Task to carry out = Search the records for the string "this". Copy each line where it occurs.
------------------------
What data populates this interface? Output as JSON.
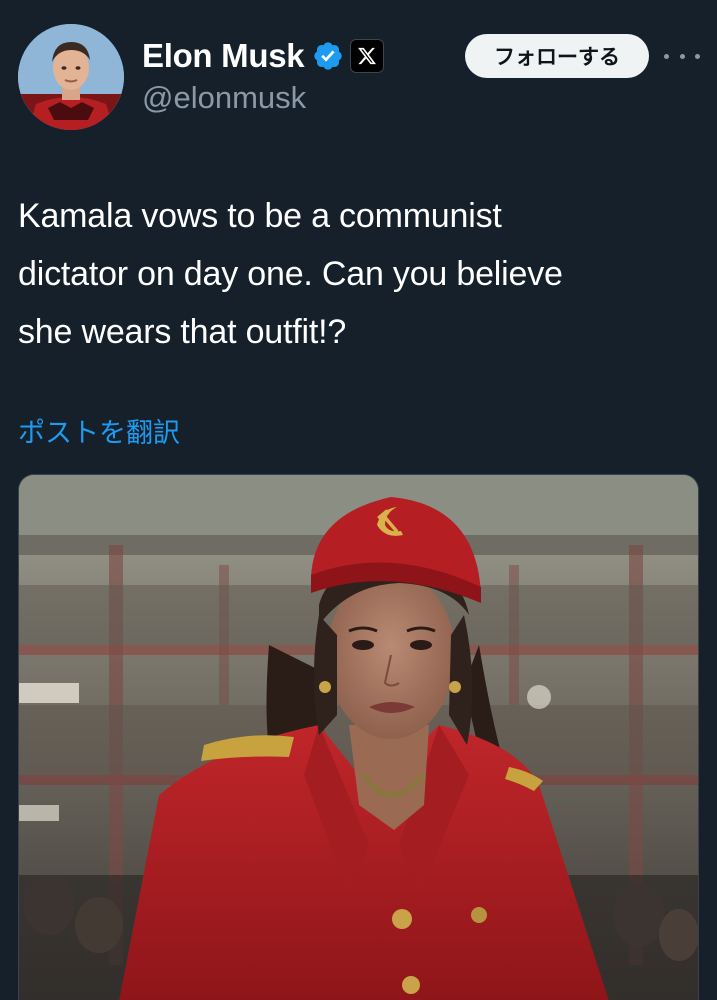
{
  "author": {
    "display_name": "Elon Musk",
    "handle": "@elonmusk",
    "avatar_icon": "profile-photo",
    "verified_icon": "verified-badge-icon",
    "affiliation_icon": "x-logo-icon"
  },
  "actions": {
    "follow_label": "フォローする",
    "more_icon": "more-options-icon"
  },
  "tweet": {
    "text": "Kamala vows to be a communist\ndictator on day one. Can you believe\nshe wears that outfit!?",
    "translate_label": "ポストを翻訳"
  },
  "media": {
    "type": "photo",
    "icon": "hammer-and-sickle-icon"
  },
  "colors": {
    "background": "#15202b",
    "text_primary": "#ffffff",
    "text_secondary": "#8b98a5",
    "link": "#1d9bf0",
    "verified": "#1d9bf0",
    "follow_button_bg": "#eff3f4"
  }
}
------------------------
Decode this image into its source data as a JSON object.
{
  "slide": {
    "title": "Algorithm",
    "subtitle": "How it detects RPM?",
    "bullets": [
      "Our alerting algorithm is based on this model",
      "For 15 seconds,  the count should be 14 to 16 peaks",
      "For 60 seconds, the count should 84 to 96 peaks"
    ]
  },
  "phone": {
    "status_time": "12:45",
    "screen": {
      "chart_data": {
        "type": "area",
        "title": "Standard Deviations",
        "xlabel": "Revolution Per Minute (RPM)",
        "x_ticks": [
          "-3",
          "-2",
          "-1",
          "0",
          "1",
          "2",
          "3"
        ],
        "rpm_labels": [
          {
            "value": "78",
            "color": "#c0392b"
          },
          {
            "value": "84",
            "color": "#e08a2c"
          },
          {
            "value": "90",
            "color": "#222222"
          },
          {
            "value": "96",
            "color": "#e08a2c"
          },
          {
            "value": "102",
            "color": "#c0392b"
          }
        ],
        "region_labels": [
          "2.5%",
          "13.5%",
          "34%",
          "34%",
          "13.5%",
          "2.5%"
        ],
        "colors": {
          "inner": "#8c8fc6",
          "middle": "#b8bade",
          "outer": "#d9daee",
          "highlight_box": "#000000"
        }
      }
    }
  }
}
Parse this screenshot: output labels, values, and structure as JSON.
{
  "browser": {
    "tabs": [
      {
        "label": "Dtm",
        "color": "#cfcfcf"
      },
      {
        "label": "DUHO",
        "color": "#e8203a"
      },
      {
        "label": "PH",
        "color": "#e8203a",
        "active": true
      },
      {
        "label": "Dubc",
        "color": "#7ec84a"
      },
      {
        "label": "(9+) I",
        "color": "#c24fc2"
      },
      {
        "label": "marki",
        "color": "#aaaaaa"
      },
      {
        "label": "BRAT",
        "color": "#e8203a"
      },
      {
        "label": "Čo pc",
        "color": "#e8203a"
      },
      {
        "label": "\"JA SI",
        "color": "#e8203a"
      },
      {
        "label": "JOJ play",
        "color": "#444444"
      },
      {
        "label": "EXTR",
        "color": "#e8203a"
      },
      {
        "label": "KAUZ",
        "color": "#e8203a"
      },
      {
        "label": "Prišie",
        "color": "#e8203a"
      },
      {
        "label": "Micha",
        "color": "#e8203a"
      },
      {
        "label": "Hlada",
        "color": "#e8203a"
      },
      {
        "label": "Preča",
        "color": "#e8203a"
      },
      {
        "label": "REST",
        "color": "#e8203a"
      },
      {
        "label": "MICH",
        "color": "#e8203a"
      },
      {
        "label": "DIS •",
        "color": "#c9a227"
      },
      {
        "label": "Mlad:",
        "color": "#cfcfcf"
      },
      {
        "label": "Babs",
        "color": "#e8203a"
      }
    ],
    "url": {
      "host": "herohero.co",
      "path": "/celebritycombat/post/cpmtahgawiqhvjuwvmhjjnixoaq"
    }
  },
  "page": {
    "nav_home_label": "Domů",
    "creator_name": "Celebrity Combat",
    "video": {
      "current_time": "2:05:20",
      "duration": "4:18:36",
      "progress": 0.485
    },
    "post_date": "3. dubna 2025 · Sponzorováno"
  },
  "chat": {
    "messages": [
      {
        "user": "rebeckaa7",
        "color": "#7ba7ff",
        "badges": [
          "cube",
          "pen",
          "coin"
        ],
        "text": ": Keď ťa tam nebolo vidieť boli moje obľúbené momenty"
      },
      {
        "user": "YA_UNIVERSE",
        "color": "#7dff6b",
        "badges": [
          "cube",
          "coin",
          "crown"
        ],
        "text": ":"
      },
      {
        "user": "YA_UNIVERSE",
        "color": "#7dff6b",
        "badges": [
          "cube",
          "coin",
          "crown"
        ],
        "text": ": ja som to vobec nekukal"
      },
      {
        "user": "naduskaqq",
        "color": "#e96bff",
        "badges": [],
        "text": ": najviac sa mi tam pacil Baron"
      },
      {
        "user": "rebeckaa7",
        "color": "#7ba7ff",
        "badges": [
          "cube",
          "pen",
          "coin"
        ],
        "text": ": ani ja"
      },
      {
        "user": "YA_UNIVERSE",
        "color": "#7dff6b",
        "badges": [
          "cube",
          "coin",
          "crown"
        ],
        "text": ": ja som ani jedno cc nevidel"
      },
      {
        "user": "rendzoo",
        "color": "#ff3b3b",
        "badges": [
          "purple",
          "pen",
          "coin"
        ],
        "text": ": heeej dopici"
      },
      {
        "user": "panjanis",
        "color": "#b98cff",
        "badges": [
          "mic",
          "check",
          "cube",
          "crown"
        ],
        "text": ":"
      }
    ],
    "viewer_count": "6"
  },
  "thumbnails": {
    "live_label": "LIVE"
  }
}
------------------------
Completed exercise =
What data populates this interface? Output as JSON.
Decode this image into its source data as a JSON object.
      "Our alerting algorithm is based on this model",
Parse this screenshot: output labels, values, and structure as JSON.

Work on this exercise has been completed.